South China Sea After the Tribunal Ruling: Where Do We Go From Here?

On July 12, the Permanent Court of Arbitration (PCA) at The Hague handed down perhaps the most long awaited finding in its history. After nearly four years of deliberation, the Court ruled on several South China Sea issues, based on a case filed by the Philippines against the People’s Republic of China (PRC). On issue after issue, the Court came down overwhelmingly in favor of the Philippine position.

Military Snipers: Dallas Shooter NO "Sniper"

An angry man with a grudge and a rifle takes an open position on the third floor of a parking garage and shoots close to a dozen policemen pulling duty at a peaceful demonstration. The police and the media call him a sniper. But combat tested military snipers say "HELL NO, Micah Johnson is NOT a sniper."

A deranged former Army private takes an open position on the third floor of a parking garage in Dallas and shoots several policemen in an ambush.

Democracy is Sustained in Turkey—Sort Of

Before this week it had come to be broadly accepted conventional wisdom that the days of Turkish military coups were over. After a post-World War II history in which the military had taken over the government about once every ten years, in the last couple of decades the return to the barracks appeared to be final.
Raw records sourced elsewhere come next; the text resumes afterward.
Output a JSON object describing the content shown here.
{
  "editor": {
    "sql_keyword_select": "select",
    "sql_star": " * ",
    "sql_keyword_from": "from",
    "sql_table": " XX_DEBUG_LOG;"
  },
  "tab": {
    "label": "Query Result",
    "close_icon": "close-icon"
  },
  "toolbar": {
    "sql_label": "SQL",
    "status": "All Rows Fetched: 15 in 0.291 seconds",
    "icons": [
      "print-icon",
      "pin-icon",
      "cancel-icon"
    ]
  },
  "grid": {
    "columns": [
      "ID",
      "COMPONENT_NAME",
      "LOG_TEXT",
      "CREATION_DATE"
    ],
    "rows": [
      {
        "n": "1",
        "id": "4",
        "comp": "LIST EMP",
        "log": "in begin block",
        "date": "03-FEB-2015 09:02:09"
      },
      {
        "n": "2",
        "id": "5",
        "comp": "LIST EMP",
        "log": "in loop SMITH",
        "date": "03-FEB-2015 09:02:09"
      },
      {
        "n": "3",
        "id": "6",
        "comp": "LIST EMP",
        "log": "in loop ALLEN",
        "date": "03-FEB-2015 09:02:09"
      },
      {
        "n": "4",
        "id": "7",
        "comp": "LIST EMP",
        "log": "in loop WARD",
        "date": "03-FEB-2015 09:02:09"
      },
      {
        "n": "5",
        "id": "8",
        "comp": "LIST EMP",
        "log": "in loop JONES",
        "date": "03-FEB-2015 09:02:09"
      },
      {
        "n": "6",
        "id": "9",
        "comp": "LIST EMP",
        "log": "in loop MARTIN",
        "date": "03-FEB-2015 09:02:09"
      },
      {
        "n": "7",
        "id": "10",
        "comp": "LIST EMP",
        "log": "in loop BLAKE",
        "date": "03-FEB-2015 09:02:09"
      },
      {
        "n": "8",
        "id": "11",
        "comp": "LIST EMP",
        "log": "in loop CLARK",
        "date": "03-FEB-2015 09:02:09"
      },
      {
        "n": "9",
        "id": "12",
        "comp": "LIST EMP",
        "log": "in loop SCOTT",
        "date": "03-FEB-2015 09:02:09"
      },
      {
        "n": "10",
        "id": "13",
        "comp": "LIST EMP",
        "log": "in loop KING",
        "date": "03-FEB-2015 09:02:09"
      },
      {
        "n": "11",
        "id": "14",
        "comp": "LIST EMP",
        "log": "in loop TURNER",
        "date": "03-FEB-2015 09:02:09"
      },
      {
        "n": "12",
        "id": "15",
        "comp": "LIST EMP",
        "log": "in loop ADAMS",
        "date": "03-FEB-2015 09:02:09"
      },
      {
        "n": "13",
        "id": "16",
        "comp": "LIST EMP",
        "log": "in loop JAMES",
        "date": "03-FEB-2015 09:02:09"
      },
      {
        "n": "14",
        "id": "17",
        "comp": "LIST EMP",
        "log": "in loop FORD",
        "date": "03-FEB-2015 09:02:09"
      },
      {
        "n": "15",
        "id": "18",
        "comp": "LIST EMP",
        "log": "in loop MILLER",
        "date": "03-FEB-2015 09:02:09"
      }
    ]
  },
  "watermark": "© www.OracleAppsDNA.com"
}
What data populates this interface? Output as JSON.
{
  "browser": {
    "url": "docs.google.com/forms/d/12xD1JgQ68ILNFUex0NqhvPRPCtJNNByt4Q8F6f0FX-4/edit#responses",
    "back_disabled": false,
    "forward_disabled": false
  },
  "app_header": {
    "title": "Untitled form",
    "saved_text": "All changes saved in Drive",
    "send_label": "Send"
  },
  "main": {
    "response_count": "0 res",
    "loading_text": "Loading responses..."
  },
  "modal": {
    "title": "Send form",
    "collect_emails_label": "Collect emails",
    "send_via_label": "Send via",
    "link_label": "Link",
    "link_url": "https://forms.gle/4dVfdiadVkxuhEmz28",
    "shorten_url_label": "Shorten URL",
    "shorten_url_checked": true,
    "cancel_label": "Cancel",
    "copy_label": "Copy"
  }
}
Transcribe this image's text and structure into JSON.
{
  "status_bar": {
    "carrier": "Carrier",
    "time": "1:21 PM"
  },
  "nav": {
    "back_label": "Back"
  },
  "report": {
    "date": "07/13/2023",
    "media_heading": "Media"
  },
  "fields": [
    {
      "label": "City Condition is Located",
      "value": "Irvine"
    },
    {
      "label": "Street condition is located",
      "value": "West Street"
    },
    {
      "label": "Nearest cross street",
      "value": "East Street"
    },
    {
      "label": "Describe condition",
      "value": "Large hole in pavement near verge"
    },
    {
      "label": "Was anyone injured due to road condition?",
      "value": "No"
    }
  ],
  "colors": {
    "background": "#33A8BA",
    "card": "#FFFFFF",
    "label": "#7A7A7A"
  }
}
One of the most successful and powerful civilian politicians that modern Turkey has produced, current president Recep Tayyip Erdogan, seemed to have stared down the generals enough to keep them out of politics.